> Problem to solve: Wherever an image appears in the data, omit it and copy all the remaining text word for word.

> Provided information:
----

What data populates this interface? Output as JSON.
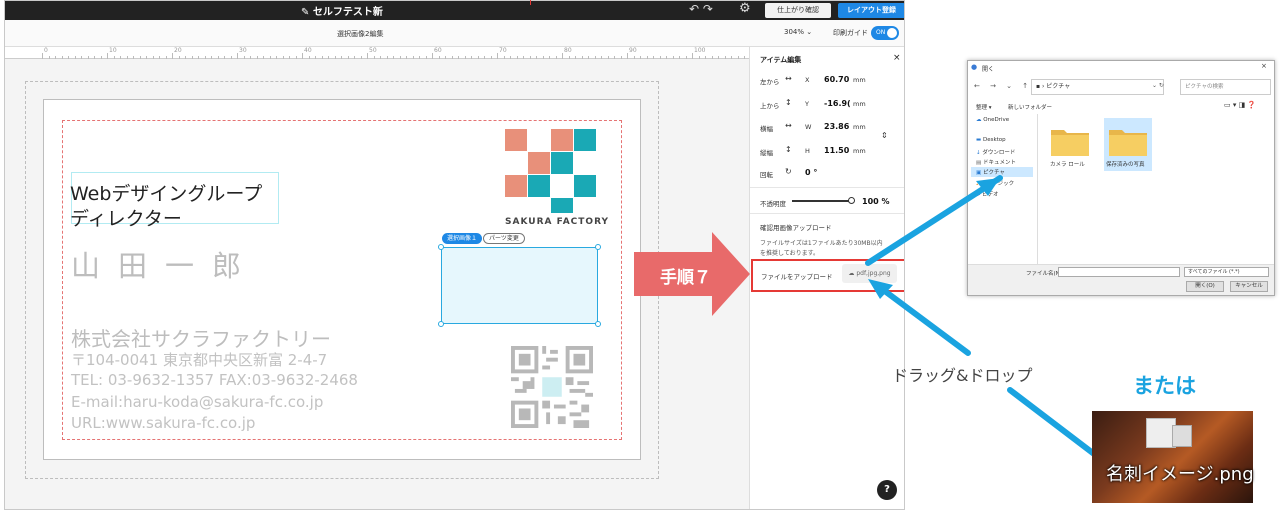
{
  "topbar": {
    "doc_title": "✎ セルフテスト新",
    "undo_redo": "↶  ↷",
    "check_label": "仕上がり確認",
    "register_label": "レイアウト登録"
  },
  "toolbar": {
    "edit_label": "選択画像2編集",
    "zoom": "304%  ⌄",
    "print_guide_label": "印刷ガイド",
    "toggle_label": "ON"
  },
  "ruler": {
    "numbers": [
      "0",
      "10",
      "20",
      "30",
      "40",
      "50",
      "60",
      "70",
      "80",
      "90",
      "100"
    ]
  },
  "card": {
    "jobtitle_line1": "Webデザイングループ",
    "jobtitle_line2": "ディレクター",
    "person_name": "山田一郎",
    "company": "株式会社サクラファクトリー",
    "address": "〒104-0041 東京都中央区新富 2-4-7",
    "tel": "TEL: 03-9632-1357   FAX:03-9632-2468",
    "email": "E-mail:haru-koda@sakura-fc.co.jp",
    "url": "URL:www.sakura-fc.co.jp",
    "logo_text": "SAKURA FACTORY",
    "tag_selected": "選択画像１",
    "tag_parts": "パーツ変更"
  },
  "panel": {
    "title": "アイテム編集",
    "close": "×",
    "rows": [
      {
        "label": "左から",
        "icon": "↔",
        "axis": "X",
        "value": "60.70",
        "unit": "mm"
      },
      {
        "label": "上から",
        "icon": "↕",
        "axis": "Y",
        "value": "-16.9(",
        "unit": "mm"
      },
      {
        "label": "横幅",
        "icon": "↔",
        "axis": "W",
        "value": "23.86",
        "unit": "mm"
      },
      {
        "label": "縦幅",
        "icon": "↕",
        "axis": "H",
        "value": "11.50",
        "unit": "mm"
      },
      {
        "label": "回転",
        "icon": "↻",
        "axis": "",
        "value": "0 °",
        "unit": ""
      }
    ],
    "opacity_label": "不透明度",
    "opacity_value": "100 %",
    "opacity_level": 1.0,
    "upload_title": "確認用画像アップロード",
    "upload_note1": "ファイルサイズは1ファイルあたり30MB以内",
    "upload_note2": "を推奨しております。",
    "upload_label": "ファイルをアップロード",
    "upload_button": "pdf,jpg,png",
    "help": "?"
  },
  "step_label": "手順７",
  "dialog": {
    "title": "開く",
    "close": "×",
    "nav": "← → ⌄ ↑",
    "path": "▪ › ピクチャ",
    "path_controls": "⌄  ↻",
    "search_placeholder": "ピクチャの検索",
    "organize": "整理 ▾",
    "new_folder": "新しいフォルダー",
    "view_icons": "▭ ▾  ◨  ❓",
    "nav_items": [
      "OneDrive",
      "Desktop",
      "ダウンロード",
      "ドキュメント",
      "ピクチャ",
      "ミュージック",
      "ビデオ"
    ],
    "folders": [
      "カメラ ロール",
      "保存済みの写真"
    ],
    "filename_label": "ファイル名(N):",
    "filetype": "すべてのファイル (*.*)",
    "open_button": "開く(O)",
    "cancel_button": "キャンセル"
  },
  "annotations": {
    "drag_drop": "ドラッグ&ドロップ",
    "or": "または",
    "thumbnail_name": "名刺イメージ.png"
  },
  "colors": {
    "accent_blue": "#1e88e5",
    "highlight_red": "#e53935",
    "step_arrow": "#e86a6a",
    "annotation_arrow": "#1aa3e0",
    "logo_coral": "#e8907a",
    "logo_teal": "#1aa9b5"
  }
}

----

> Solved problem:
What data populates this interface? Output as JSON.
{
  "topbar": {
    "doc_title": "✎ セルフテスト新",
    "undo_redo": "↶  ↷",
    "check_label": "仕上がり確認",
    "register_label": "レイアウト登録"
  },
  "toolbar": {
    "edit_label": "選択画像2編集",
    "zoom": "304%  ⌄",
    "print_guide_label": "印刷ガイド",
    "toggle_label": "ON"
  },
  "ruler": {
    "numbers": [
      "0",
      "10",
      "20",
      "30",
      "40",
      "50",
      "60",
      "70",
      "80",
      "90",
      "100"
    ]
  },
  "card": {
    "jobtitle_line1": "Webデザイングループ",
    "jobtitle_line2": "ディレクター",
    "person_name": "山田一郎",
    "company": "株式会社サクラファクトリー",
    "address": "〒104-0041 東京都中央区新富 2-4-7",
    "tel": "TEL: 03-9632-1357   FAX:03-9632-2468",
    "email": "E-mail:haru-koda@sakura-fc.co.jp",
    "url": "URL:www.sakura-fc.co.jp",
    "logo_text": "SAKURA FACTORY",
    "tag_selected": "選択画像１",
    "tag_parts": "パーツ変更"
  },
  "panel": {
    "title": "アイテム編集",
    "close": "×",
    "rows": [
      {
        "label": "左から",
        "icon": "↔",
        "axis": "X",
        "value": "60.70",
        "unit": "mm"
      },
      {
        "label": "上から",
        "icon": "↕",
        "axis": "Y",
        "value": "-16.9(",
        "unit": "mm"
      },
      {
        "label": "横幅",
        "icon": "↔",
        "axis": "W",
        "value": "23.86",
        "unit": "mm"
      },
      {
        "label": "縦幅",
        "icon": "↕",
        "axis": "H",
        "value": "11.50",
        "unit": "mm"
      },
      {
        "label": "回転",
        "icon": "↻",
        "axis": "",
        "value": "0 °",
        "unit": ""
      }
    ],
    "opacity_label": "不透明度",
    "opacity_value": "100 %",
    "opacity_level": 1.0,
    "upload_title": "確認用画像アップロード",
    "upload_note1": "ファイルサイズは1ファイルあたり30MB以内",
    "upload_note2": "を推奨しております。",
    "upload_label": "ファイルをアップロード",
    "upload_button": "pdf,jpg,png",
    "help": "?"
  },
  "step_label": "手順７",
  "dialog": {
    "title": "開く",
    "close": "×",
    "nav": "← → ⌄ ↑",
    "path": "▪ › ピクチャ",
    "path_controls": "⌄  ↻",
    "search_placeholder": "ピクチャの検索",
    "organize": "整理 ▾",
    "new_folder": "新しいフォルダー",
    "view_icons": "▭ ▾  ◨  ❓",
    "nav_items": [
      "OneDrive",
      "Desktop",
      "ダウンロード",
      "ドキュメント",
      "ピクチャ",
      "ミュージック",
      "ビデオ"
    ],
    "folders": [
      "カメラ ロール",
      "保存済みの写真"
    ],
    "filename_label": "ファイル名(N):",
    "filetype": "すべてのファイル (*.*)",
    "open_button": "開く(O)",
    "cancel_button": "キャンセル"
  },
  "annotations": {
    "drag_drop": "ドラッグ&ドロップ",
    "or": "または",
    "thumbnail_name": "名刺イメージ.png"
  },
  "colors": {
    "accent_blue": "#1e88e5",
    "highlight_red": "#e53935",
    "step_arrow": "#e86a6a",
    "annotation_arrow": "#1aa3e0",
    "logo_coral": "#e8907a",
    "logo_teal": "#1aa9b5"
  }
}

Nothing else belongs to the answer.